Wherever "this" appears in the records below, copy the line that holds it.

(Data about app and page elements)
__________________________________________________

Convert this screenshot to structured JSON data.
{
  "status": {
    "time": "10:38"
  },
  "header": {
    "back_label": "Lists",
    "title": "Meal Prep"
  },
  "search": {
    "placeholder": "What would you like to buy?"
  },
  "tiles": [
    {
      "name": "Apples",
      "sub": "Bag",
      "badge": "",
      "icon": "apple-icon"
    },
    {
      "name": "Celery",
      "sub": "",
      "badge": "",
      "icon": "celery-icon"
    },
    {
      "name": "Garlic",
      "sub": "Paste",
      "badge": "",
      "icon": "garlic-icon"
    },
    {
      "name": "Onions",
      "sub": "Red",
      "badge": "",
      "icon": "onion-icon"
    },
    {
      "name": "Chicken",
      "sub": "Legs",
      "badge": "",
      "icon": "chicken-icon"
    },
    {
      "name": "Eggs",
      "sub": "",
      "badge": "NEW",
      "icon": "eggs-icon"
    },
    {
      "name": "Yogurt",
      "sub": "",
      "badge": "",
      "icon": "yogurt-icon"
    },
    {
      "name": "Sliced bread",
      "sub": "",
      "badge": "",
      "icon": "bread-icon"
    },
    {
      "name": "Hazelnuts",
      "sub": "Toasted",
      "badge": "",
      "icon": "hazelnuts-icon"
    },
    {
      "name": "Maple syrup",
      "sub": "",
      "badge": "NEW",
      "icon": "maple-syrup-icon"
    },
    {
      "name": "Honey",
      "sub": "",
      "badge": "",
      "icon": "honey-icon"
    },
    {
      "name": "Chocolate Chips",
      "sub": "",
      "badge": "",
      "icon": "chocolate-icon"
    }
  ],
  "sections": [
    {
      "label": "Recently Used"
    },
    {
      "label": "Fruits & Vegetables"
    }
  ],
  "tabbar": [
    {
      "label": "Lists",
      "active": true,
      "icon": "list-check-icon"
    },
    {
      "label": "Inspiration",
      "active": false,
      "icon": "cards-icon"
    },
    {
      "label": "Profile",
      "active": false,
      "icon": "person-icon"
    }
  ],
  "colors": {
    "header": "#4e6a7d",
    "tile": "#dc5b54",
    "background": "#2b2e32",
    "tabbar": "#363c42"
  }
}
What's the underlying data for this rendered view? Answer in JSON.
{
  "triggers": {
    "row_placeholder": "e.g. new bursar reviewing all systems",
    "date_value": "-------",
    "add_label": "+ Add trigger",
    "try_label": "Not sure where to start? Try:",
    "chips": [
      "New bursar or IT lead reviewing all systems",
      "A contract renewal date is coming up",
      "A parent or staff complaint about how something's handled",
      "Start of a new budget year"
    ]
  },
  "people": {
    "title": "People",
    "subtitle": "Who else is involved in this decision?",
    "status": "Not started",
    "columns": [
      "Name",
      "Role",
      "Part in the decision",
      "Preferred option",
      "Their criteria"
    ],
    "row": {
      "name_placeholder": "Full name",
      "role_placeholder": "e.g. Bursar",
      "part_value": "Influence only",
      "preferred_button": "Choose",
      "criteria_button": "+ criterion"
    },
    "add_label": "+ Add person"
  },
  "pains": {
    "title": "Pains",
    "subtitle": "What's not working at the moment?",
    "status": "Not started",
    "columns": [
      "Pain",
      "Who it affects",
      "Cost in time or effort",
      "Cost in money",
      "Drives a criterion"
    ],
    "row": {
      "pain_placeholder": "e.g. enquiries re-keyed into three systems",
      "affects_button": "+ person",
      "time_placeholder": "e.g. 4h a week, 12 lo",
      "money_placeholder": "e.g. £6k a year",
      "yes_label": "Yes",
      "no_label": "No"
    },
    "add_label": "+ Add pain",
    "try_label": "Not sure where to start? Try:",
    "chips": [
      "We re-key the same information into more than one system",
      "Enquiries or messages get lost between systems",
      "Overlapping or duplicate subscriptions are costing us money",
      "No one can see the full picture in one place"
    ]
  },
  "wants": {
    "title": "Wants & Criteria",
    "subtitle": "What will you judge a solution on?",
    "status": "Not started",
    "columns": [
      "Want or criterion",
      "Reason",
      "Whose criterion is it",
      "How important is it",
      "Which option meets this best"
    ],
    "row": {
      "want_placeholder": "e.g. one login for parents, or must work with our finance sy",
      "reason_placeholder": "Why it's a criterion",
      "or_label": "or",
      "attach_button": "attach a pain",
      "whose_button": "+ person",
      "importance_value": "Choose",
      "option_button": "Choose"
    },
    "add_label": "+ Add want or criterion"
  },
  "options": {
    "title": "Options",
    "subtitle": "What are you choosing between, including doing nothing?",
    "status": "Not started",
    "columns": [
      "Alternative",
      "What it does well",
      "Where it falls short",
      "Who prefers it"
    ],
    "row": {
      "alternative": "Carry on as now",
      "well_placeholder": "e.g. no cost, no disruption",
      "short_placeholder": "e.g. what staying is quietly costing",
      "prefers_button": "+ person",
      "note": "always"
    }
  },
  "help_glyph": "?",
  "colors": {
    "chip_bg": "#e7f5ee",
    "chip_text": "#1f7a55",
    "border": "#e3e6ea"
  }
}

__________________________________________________

- Exercise solution -
Convert this screenshot to structured JSON data.
What's the underlying data for this rendered view? Answer in JSON.
    "subtitle": "Who else is involved in this decision?",
      "Which option meets this best"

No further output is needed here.